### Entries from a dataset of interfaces
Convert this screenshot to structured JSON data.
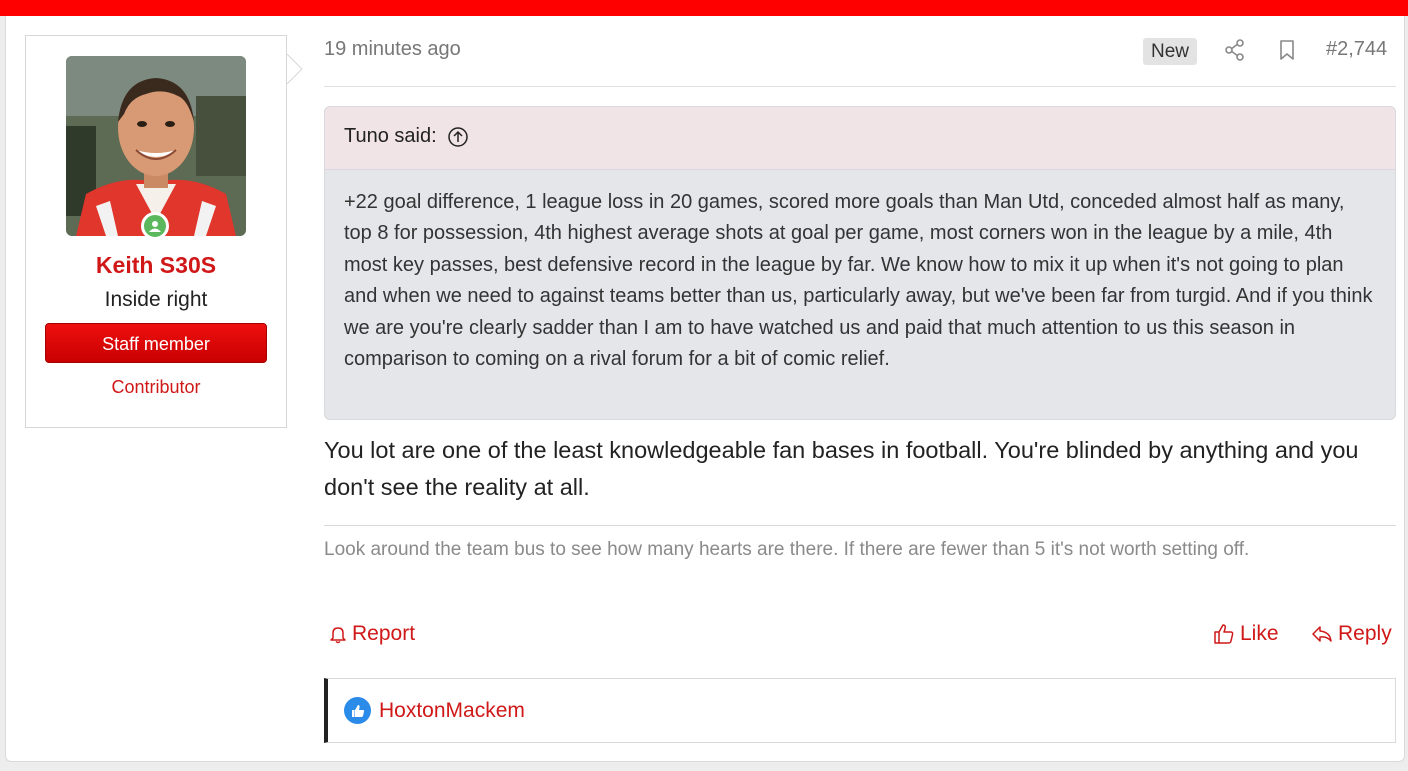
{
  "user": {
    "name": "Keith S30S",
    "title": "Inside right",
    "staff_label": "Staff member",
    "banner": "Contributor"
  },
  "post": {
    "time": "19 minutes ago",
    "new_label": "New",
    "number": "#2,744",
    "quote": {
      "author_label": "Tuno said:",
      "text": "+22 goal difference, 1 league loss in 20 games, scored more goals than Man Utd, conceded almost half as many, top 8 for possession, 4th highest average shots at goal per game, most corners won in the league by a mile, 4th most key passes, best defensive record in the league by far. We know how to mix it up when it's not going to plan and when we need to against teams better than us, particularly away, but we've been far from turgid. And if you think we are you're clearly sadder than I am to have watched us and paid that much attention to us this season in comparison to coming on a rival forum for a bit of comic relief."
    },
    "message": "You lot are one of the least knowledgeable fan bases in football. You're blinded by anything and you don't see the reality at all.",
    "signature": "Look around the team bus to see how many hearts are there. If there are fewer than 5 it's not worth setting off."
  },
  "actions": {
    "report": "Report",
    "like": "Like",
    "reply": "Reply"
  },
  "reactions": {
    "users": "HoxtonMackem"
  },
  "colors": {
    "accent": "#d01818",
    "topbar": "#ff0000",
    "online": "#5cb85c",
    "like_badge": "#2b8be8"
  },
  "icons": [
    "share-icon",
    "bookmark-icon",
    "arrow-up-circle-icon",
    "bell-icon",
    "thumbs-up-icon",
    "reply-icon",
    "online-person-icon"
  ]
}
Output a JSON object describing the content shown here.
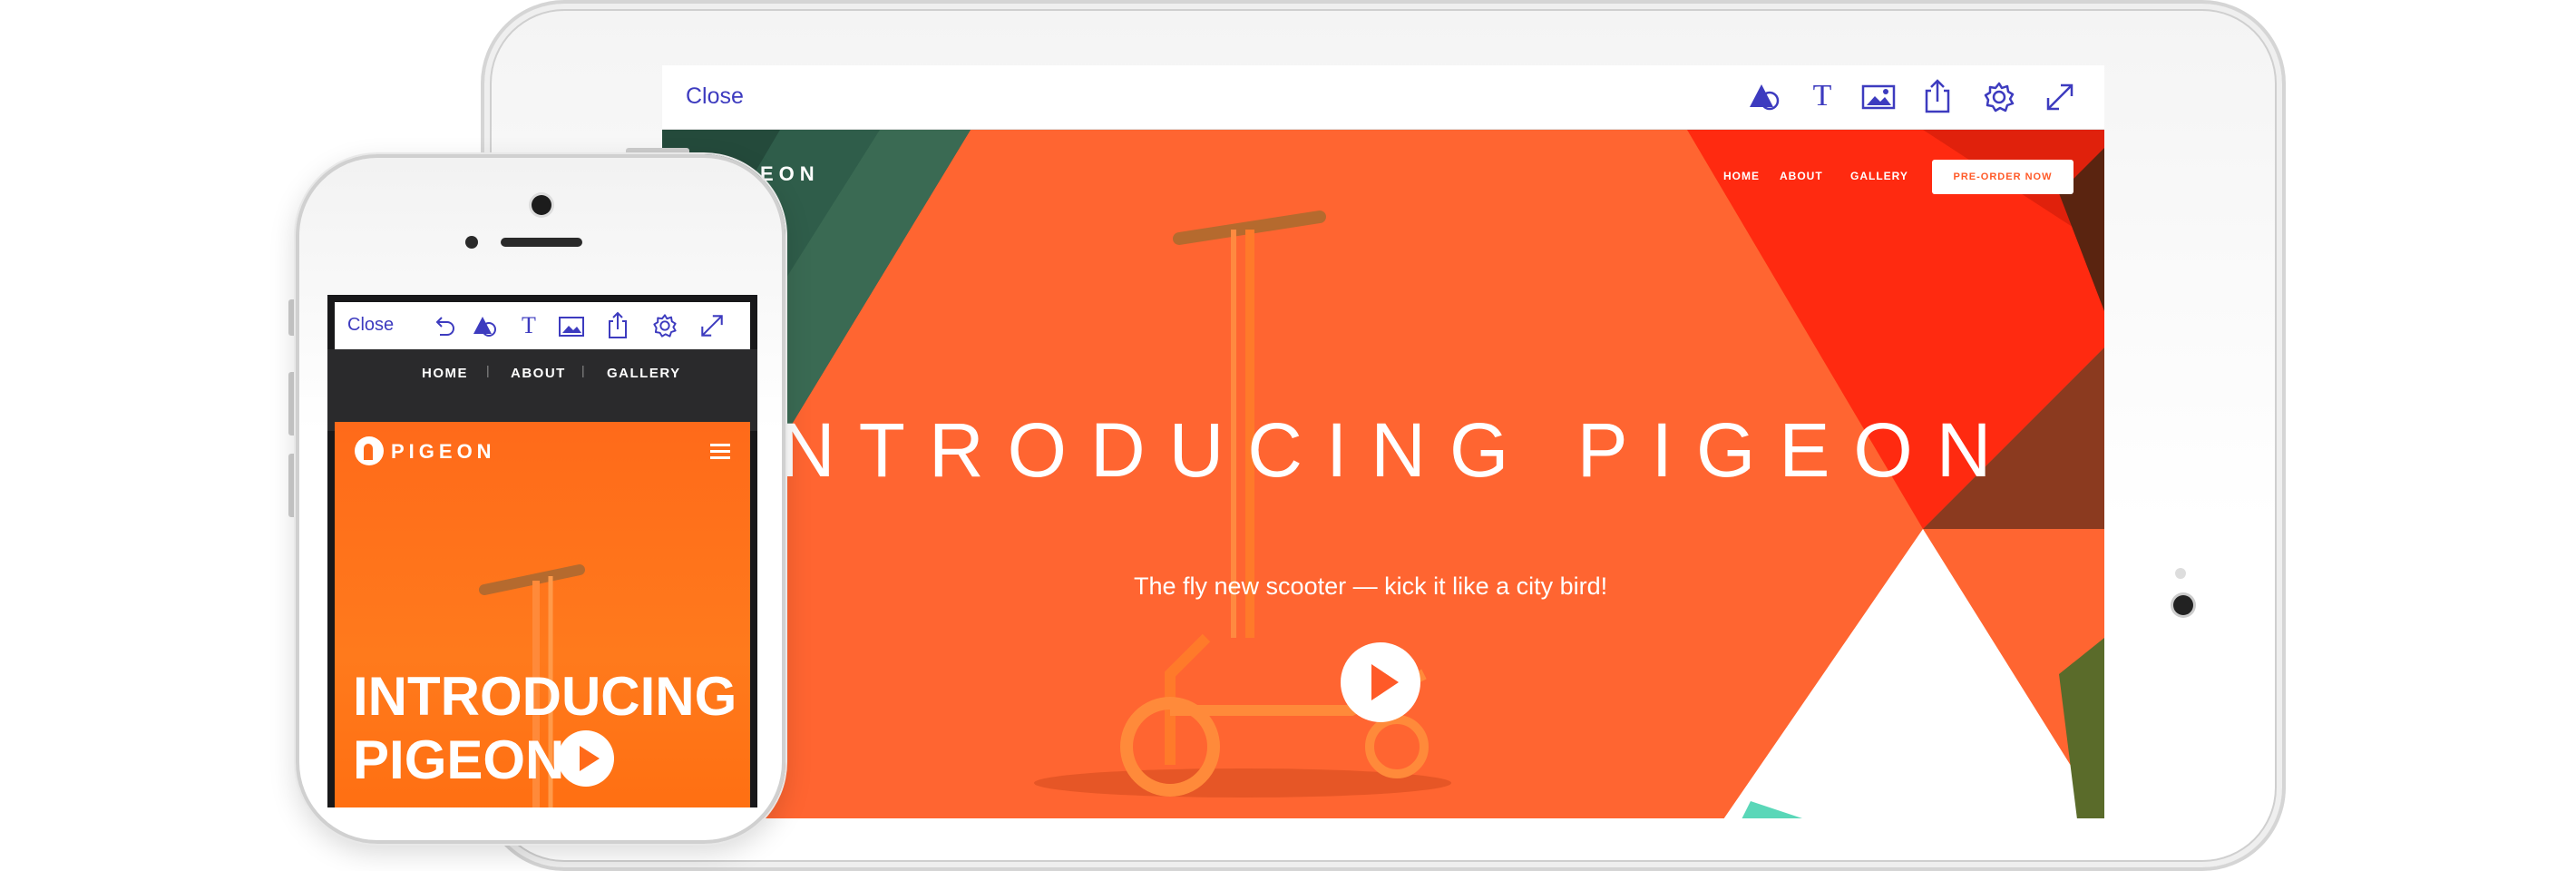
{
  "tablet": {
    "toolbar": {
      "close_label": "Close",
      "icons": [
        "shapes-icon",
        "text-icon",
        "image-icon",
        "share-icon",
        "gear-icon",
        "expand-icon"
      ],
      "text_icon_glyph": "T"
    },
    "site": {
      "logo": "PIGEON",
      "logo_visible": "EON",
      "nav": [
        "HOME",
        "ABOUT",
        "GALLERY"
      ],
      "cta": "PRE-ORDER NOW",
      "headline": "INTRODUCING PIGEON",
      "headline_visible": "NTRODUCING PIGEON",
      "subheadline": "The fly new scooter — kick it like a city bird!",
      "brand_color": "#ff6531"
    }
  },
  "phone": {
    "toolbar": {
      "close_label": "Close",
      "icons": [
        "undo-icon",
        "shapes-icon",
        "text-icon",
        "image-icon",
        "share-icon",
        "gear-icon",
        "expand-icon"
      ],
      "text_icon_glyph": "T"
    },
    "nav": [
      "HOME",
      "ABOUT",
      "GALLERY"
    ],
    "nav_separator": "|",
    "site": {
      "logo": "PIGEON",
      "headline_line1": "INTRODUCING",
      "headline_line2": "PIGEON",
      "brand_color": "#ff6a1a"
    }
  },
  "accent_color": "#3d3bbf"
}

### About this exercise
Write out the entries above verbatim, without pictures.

### Exercise result
Convert this screenshot to structured JSON data.
{
  "user": {
    "name": "Keith S30S",
    "title": "Inside right",
    "staff_label": "Staff member",
    "banner": "Contributor"
  },
  "post": {
    "time": "19 minutes ago",
    "new_label": "New",
    "number": "#2,744",
    "quote": {
      "author_label": "Tuno said:",
      "text": "+22 goal difference, 1 league loss in 20 games, scored more goals than Man Utd, conceded almost half as many, top 8 for possession, 4th highest average shots at goal per game, most corners won in the league by a mile, 4th most key passes, best defensive record in the league by far. We know how to mix it up when it's not going to plan and when we need to against teams better than us, particularly away, but we've been far from turgid. And if you think we are you're clearly sadder than I am to have watched us and paid that much attention to us this season in comparison to coming on a rival forum for a bit of comic relief."
    },
    "message": "You lot are one of the least knowledgeable fan bases in football. You're blinded by anything and you don't see the reality at all.",
    "signature": "Look around the team bus to see how many hearts are there. If there are fewer than 5 it's not worth setting off."
  },
  "actions": {
    "report": "Report",
    "like": "Like",
    "reply": "Reply"
  },
  "reactions": {
    "users": "HoxtonMackem"
  },
  "colors": {
    "accent": "#d01818",
    "topbar": "#ff0000",
    "online": "#5cb85c",
    "like_badge": "#2b8be8"
  },
  "icons": [
    "share-icon",
    "bookmark-icon",
    "arrow-up-circle-icon",
    "bell-icon",
    "thumbs-up-icon",
    "reply-icon",
    "online-person-icon"
  ]
}
Output a JSON object describing the content shown here.
{
  "tablet": {
    "toolbar": {
      "close_label": "Close",
      "icons": [
        "shapes-icon",
        "text-icon",
        "image-icon",
        "share-icon",
        "gear-icon",
        "expand-icon"
      ],
      "text_icon_glyph": "T"
    },
    "site": {
      "logo": "PIGEON",
      "logo_visible": "EON",
      "nav": [
        "HOME",
        "ABOUT",
        "GALLERY"
      ],
      "cta": "PRE-ORDER NOW",
      "headline": "INTRODUCING PIGEON",
      "headline_visible": "NTRODUCING PIGEON",
      "subheadline": "The fly new scooter — kick it like a city bird!",
      "brand_color": "#ff6531"
    }
  },
  "phone": {
    "toolbar": {
      "close_label": "Close",
      "icons": [
        "undo-icon",
        "shapes-icon",
        "text-icon",
        "image-icon",
        "share-icon",
        "gear-icon",
        "expand-icon"
      ],
      "text_icon_glyph": "T"
    },
    "nav": [
      "HOME",
      "ABOUT",
      "GALLERY"
    ],
    "nav_separator": "|",
    "site": {
      "logo": "PIGEON",
      "headline_line1": "INTRODUCING",
      "headline_line2": "PIGEON",
      "brand_color": "#ff6a1a"
    }
  },
  "accent_color": "#3d3bbf"
}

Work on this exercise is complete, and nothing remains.